Simply described, a woman, like her male counterparts, can rise to the rank of colonel and higher because of her merits.
In the rank of colonel, an officer takes over a substantive command and is commissioned to take over our independent tasks. A colonel commands a battalion, which typically consists of 850 men. An officer who is successful in this position could technically advance to the top ranks of the army, although female officers are currently not included in combat weapons such as infantry, artillery or tank corps.
The Supreme Court said that even women who have served in the Army Short Service Commission (SSC) for more than 14 years can have the option of a permanent commission. "We see no reason not to provide a permanent commission to those who have been in service for more than 14 years," the court said, noting that the Centre's policy of only considering women under 14 years of age has a " fundamental error "shows constant commission. The directive must apply equally to all female officials, regardless of years of service, the court said.
The court said the army could not differentiate between men and women by suppressing the apparent gender bias that has been propagated for years.

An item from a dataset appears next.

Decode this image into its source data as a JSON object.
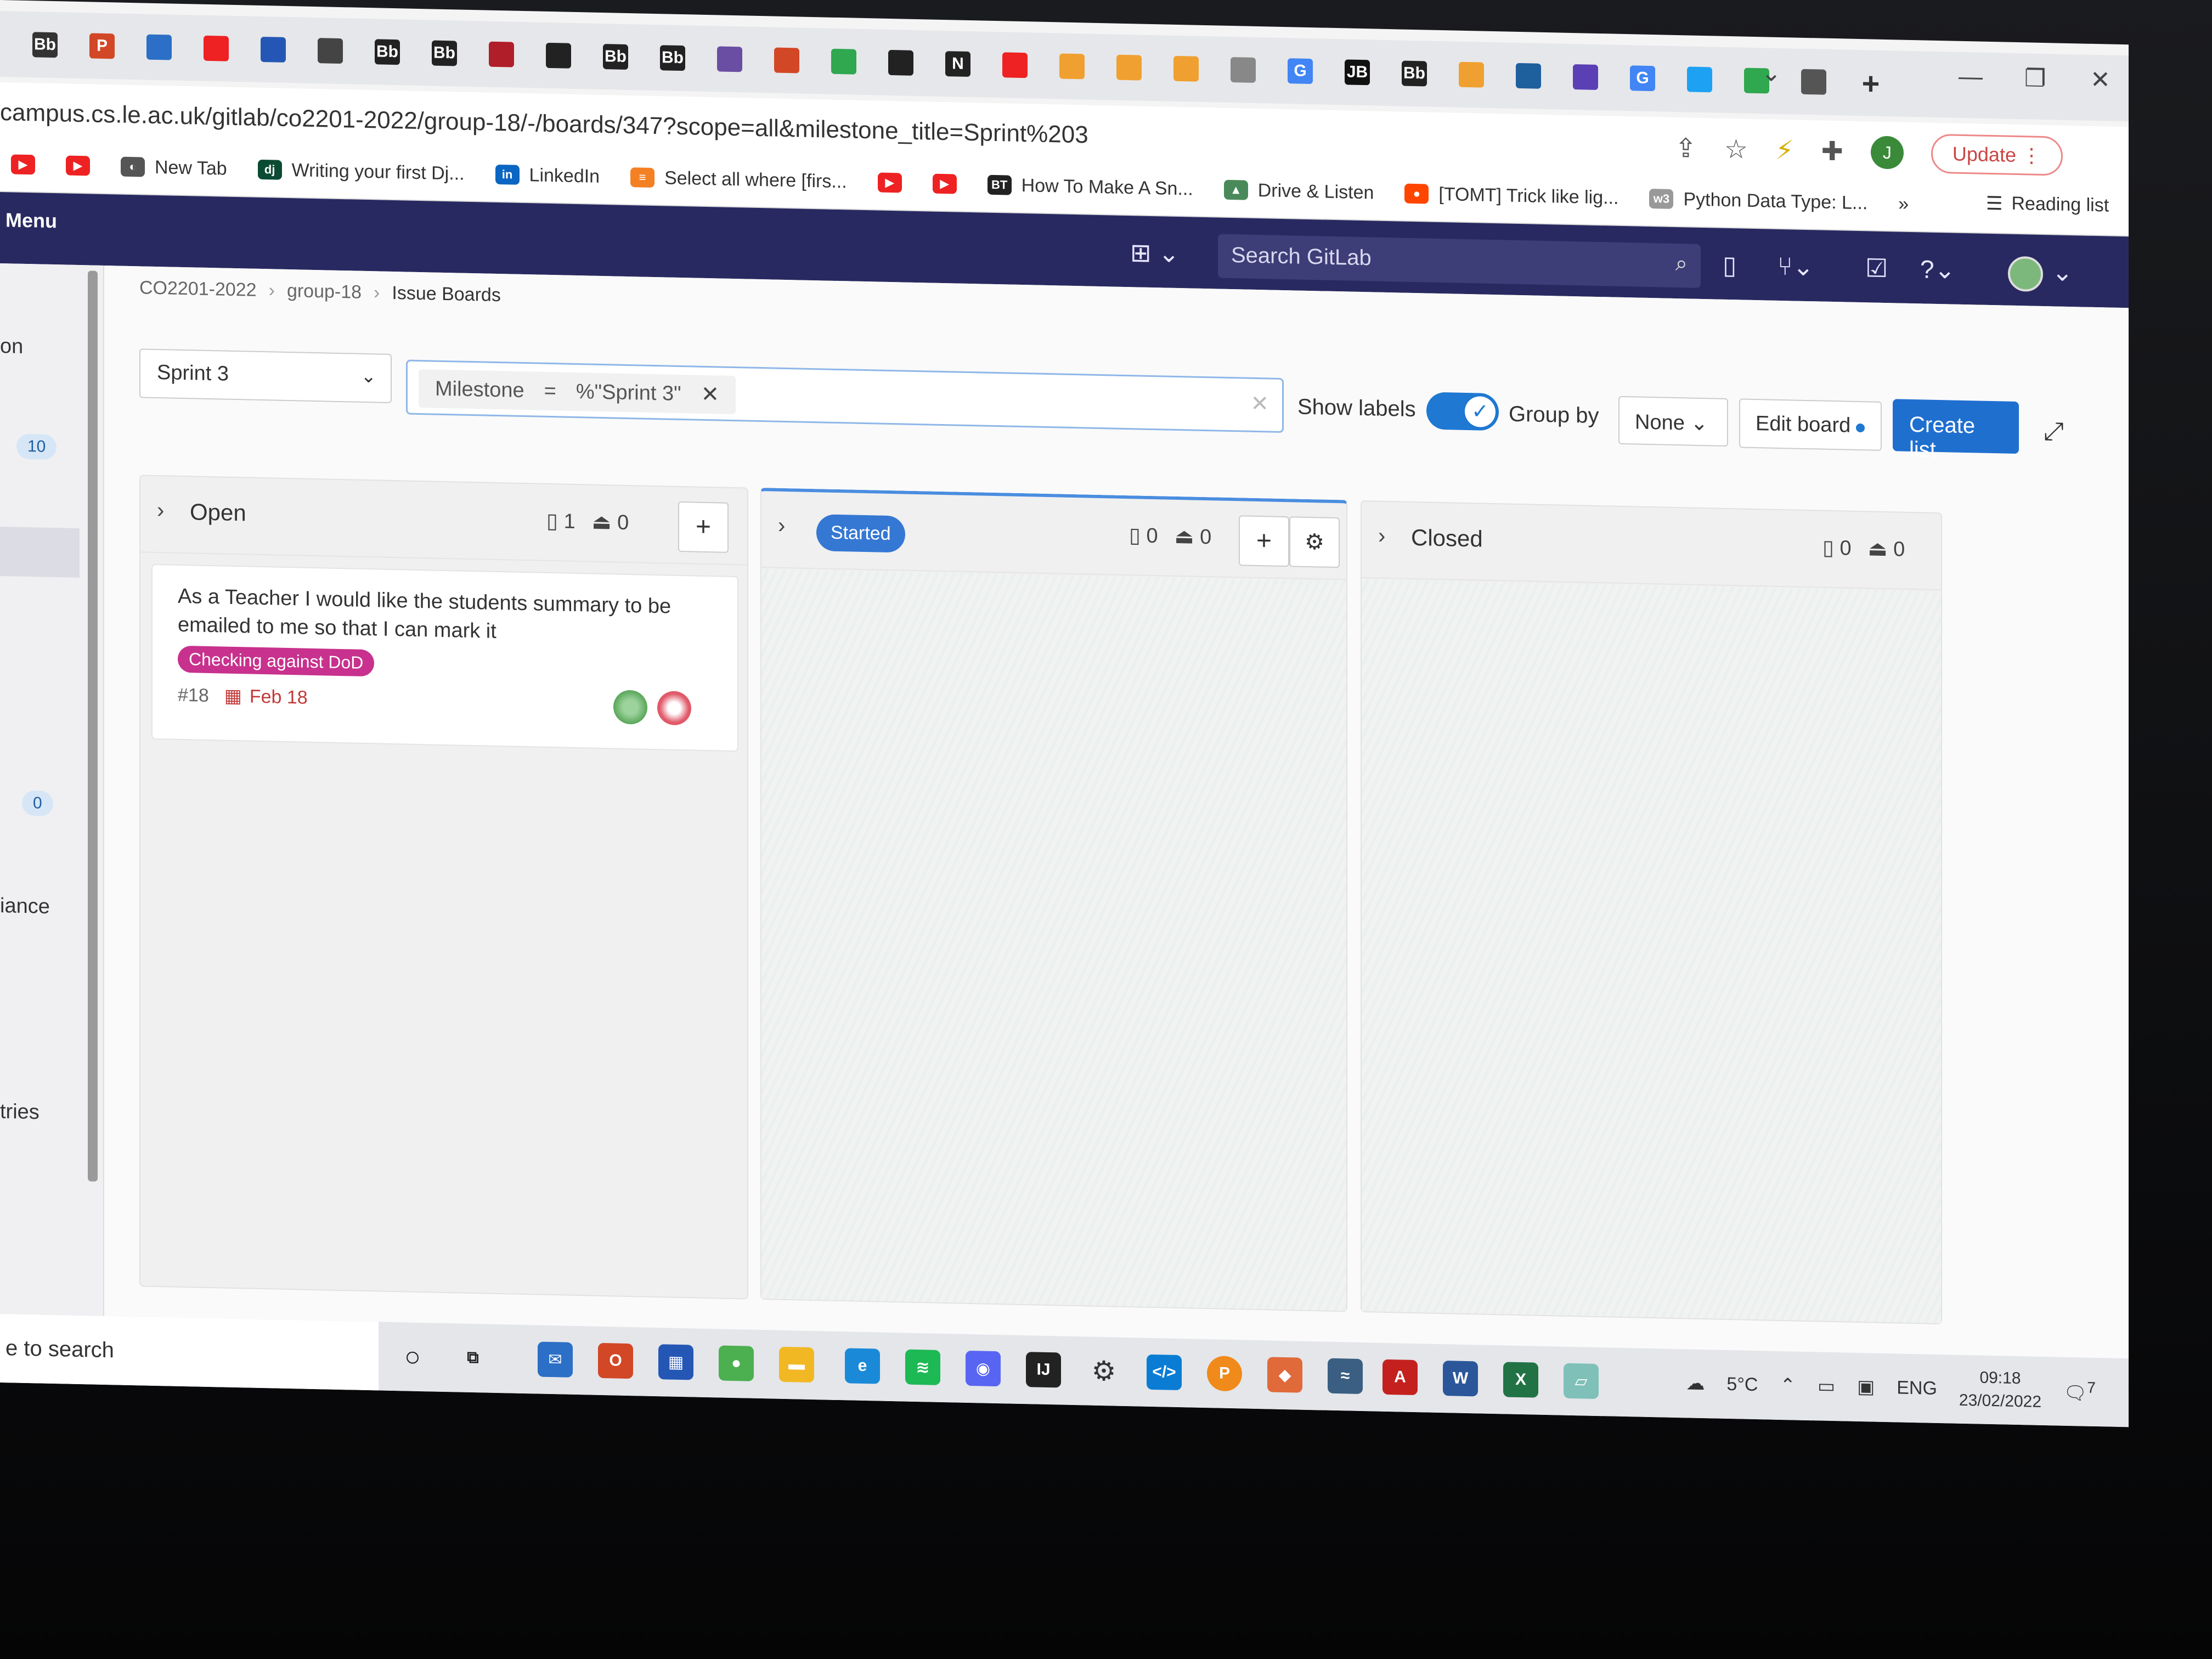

"It is against their dignity and against the country to voice gender issues. It is time that female officials are not tied to their male counterparts," the court said.

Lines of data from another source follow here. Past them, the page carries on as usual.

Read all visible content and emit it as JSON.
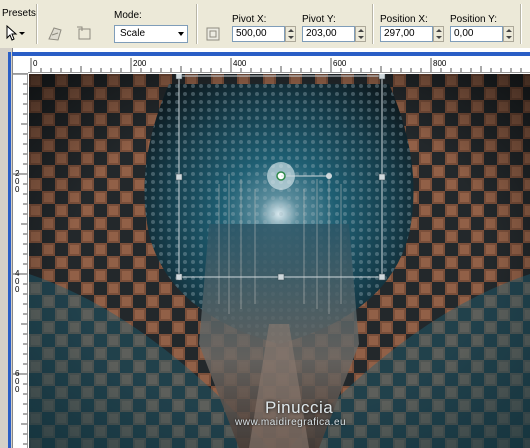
{
  "toolbar": {
    "presets_label": "Presets:",
    "mode_label": "Mode:",
    "mode_value": "Scale",
    "pivot_x_label": "Pivot X:",
    "pivot_x_value": "500,00",
    "pivot_y_label": "Pivot Y:",
    "pivot_y_value": "203,00",
    "position_x_label": "Position X:",
    "position_x_value": "297,00",
    "position_y_label": "Position Y:",
    "position_y_value": "0,00"
  },
  "ruler": {
    "h_ticks": [
      "0",
      "200",
      "400",
      "600",
      "800"
    ],
    "v_ticks": [
      "2\n0\n0",
      "4\n0\n0",
      "6\n0\n0"
    ]
  },
  "watermark": {
    "title": "Pinuccia",
    "url": "www.maidiregrafica.eu"
  },
  "colors": {
    "accent": "#2a5ec6",
    "teal": "#1f5f73",
    "brown": "#6b4534"
  }
}
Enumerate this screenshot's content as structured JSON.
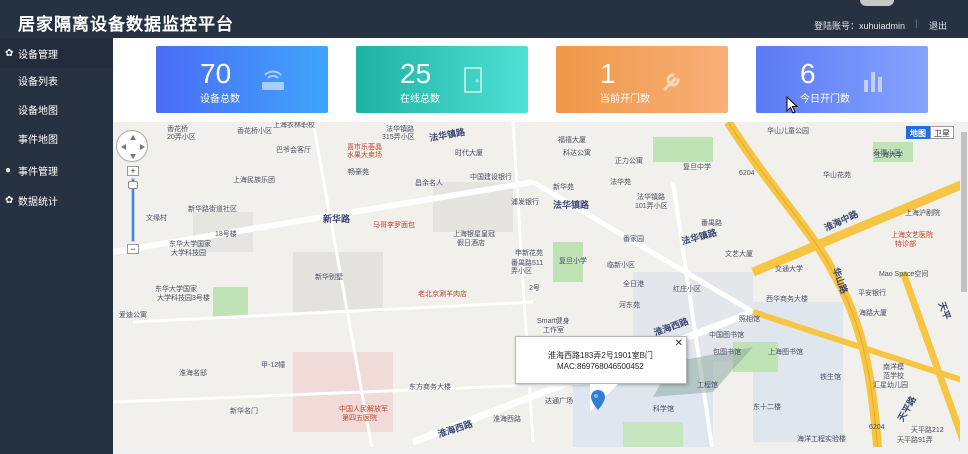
{
  "header": {
    "title": "居家隔离设备数据监控平台",
    "account": "登陆账号：xuhuiadmin",
    "separator": "|",
    "logout": "退出"
  },
  "sidebar": {
    "groups": [
      {
        "label": "设备管理",
        "icon": "gear-icon",
        "items": [
          "设备列表",
          "设备地图",
          "事件地图"
        ]
      },
      {
        "label": "事件管理",
        "icon": "user-icon",
        "items": []
      },
      {
        "label": "数据统计",
        "icon": "gear-icon",
        "items": []
      }
    ]
  },
  "stats": [
    {
      "value": "70",
      "label": "设备总数",
      "icon": "router-icon",
      "color": "#4b6cf6"
    },
    {
      "value": "25",
      "label": "在线总数",
      "icon": "door-icon",
      "color": "#1fb2a3"
    },
    {
      "value": "1",
      "label": "当前开门数",
      "icon": "wrench-icon",
      "color": "#f09747"
    },
    {
      "value": "6",
      "label": "今日开门数",
      "icon": "bar-chart-icon",
      "color": "#5a7af6"
    }
  ],
  "map": {
    "type_buttons": [
      "地图",
      "卫星"
    ],
    "infowindow": {
      "address": "淮海西路183弄2号1901室B门",
      "mac": "MAC:869768046500452"
    },
    "labels": {
      "l1": "香花桥",
      "l2": "20弄小区",
      "l3": "香花桥小区",
      "l4": "上海农林职校",
      "l5": "法华镇路",
      "l6": "315弄小区",
      "l7": "巴爷会客厅",
      "l8": "喜市乐荟晶",
      "l9": "水果大卖场",
      "l10": "时代大厦",
      "l11": "上海民族乐团",
      "l12": "畅豪苑",
      "l13": "昌余名人",
      "l14": "中国建设银行",
      "l15": "浦发银行",
      "l16": "法华镇路",
      "l17": "新华路街道社区",
      "l18": "文缘村",
      "l19": "18号楼",
      "l20": "东华大学国家",
      "l21": "大学科技园",
      "l22": "新华路",
      "l23": "马哥李罗面包",
      "l24": "上海银星皇冠",
      "l25": "假日酒店",
      "l26": "申新花苑",
      "l27": "番禺路511",
      "l28": "弄小区",
      "l29": "复旦小学",
      "l30": "新华别墅",
      "l31": "老北京涮羊肉店",
      "l32": "2号",
      "l33": "Smart健身",
      "l34": "工作室",
      "l35": "东华大学国家",
      "l36": "大学科技园3号楼",
      "l37": "爱迪公寓",
      "l38": "淮海西路",
      "l39": "东方商务大楼",
      "l40": "中国人民解放军",
      "l41": "第四五医院",
      "l42": "达通广场",
      "l43": "科学馆",
      "l44": "淮海名邸",
      "l45": "新华名门",
      "l46": "甲-12幢",
      "l47": "福禧大厦",
      "l48": "科达公寓",
      "l49": "正力公寓",
      "l50": "复旦中学",
      "l51": "法华苑",
      "l52": "法华镇路",
      "l53": "101弄小区",
      "l54": "法华镇路",
      "l55": "番家园",
      "l56": "新华苑",
      "l57": "临新小区",
      "l58": "全日港",
      "l59": "红庄小区",
      "l60": "河东苑",
      "l61": "文艺大厦",
      "l62": "交通大学",
      "l63": "中国图书馆",
      "l64": "番禺路",
      "l65": "西华商务大楼",
      "l66": "上海图书馆",
      "l67": "华山儿童公园",
      "l68": "华山花苑",
      "l69": "淮海中路",
      "l70": "上海文艺医院",
      "l71": "上海大学",
      "l72": "Mao Space空间",
      "l73": "平安银行",
      "l74": "海路大厦",
      "l75": "南洋模",
      "l76": "范学校",
      "l77": "汇星幼儿园",
      "l78": "天平路",
      "l79": "华山路",
      "l80": "海洋工程实验楼",
      "l81": "天平路212",
      "l82": "天平路91弄",
      "l83": "东十二楼",
      "l84": "铁生馆",
      "l85": "工程馆",
      "l86": "包图书馆",
      "l87": "照相馆",
      "l88": "上海沪剧院",
      "l89": "特诊部",
      "l90": "淮海西路",
      "l91": "法华镇路",
      "l92": "淮海西路",
      "l93": "6204",
      "l94": "6204",
      "l95": "泰谭小区",
      "l96": "天平"
    }
  }
}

It also rejected the Centre's arguments about physiological limitations and "social norms" because it had refused to keep female officials on permanent terms, and called it unsettling.
"Physiological characteristics of women are unrelated to their rights. The mindset must change," said judges DY Chandrachud and Ajay Rastogi in their landmark decision. It was said to be irrational and against the right to equality to give women a command in the army.

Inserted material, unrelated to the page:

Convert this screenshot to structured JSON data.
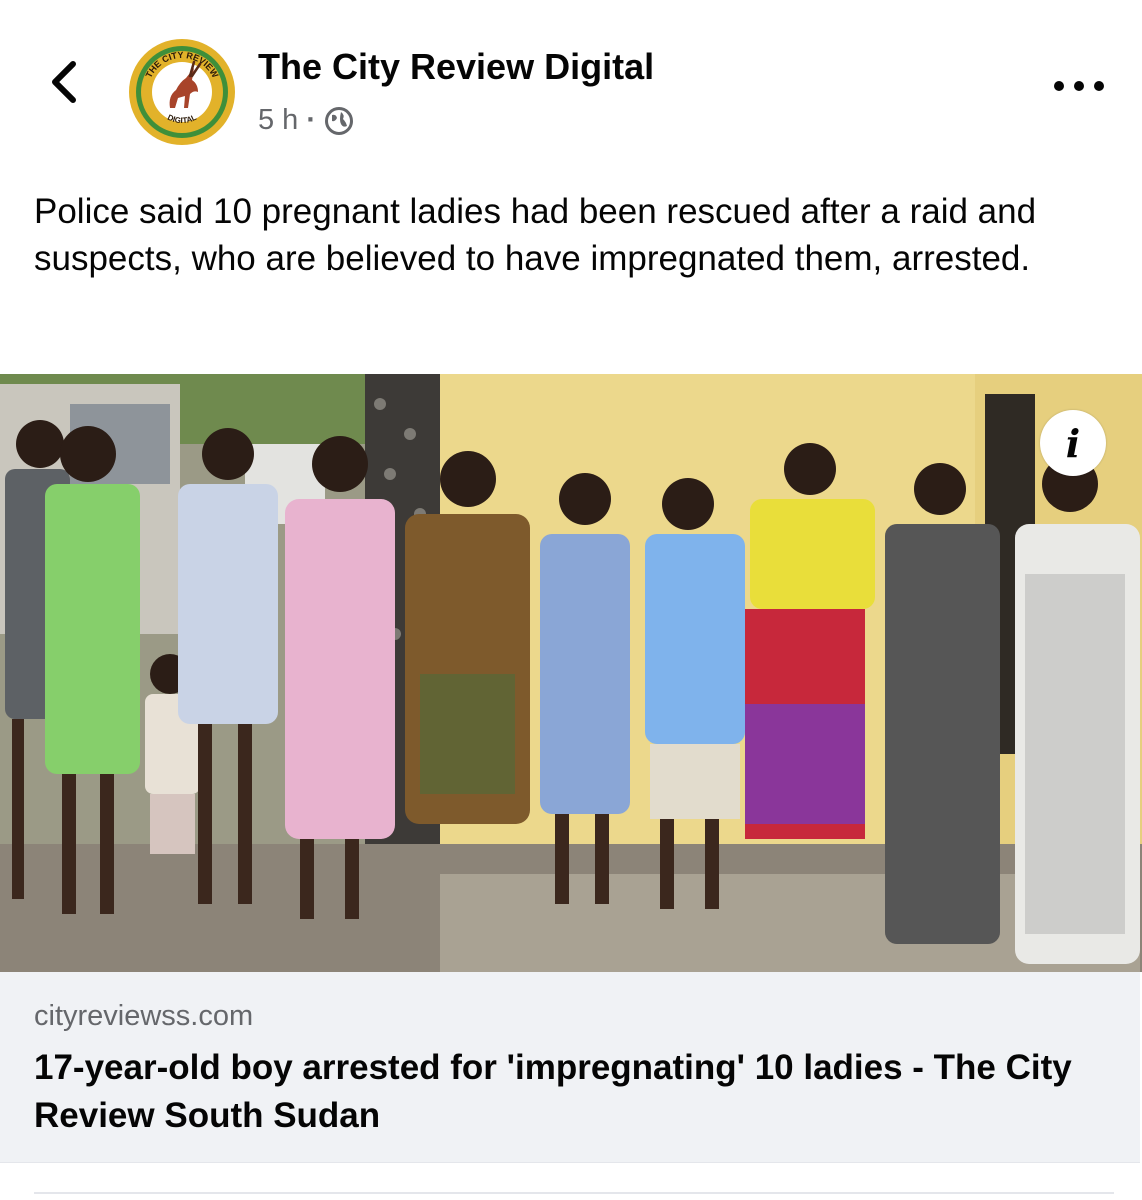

The government had informed the Supreme Court that "troops are not yet mentally trained to accept female officers as commanders of units" because they "are predominantly from rural areas."
"Women work shoulder to shoulder with men. The center's submission is based on gender discrimination and stereotypes. Army officers brought laurels to the county," said the Supreme Court, referring to female officers who would have made the country proud.
The court found that the petitioners had counteracted the government by arguing about women's physical abilities, base composition, and psychological realities. These "must be rejected with the contempt they deserve," said the judges.
Currently, female officials can work for the Short Service Commission for 10 to 14 years. Female officers may join the Army Service Corps, Ordnance, Education Corps, Advocate General, Engineers, Signals, Intelligence, Electrical Engineering, and Mechanical Engineering branches.
There is no way to allow women in combat roles such as infantry, armored, mechanized infantry, aviation, and artillery.
The Indian Air Force and Navy also place a permanent order on female officers, although both have opened some combat roles for women. The Air Force allows women to serve as officers in flight and ground duty. IAF Short Service Commission (SSC) officials fly helicopters, transport planes, and now even fighter jets.
In the Navy, female officers who have been accepted by SSC are approved in the areas of logistics, law, observers, air traffic control, reconnaissance pilots and the naval armaments inspectorate.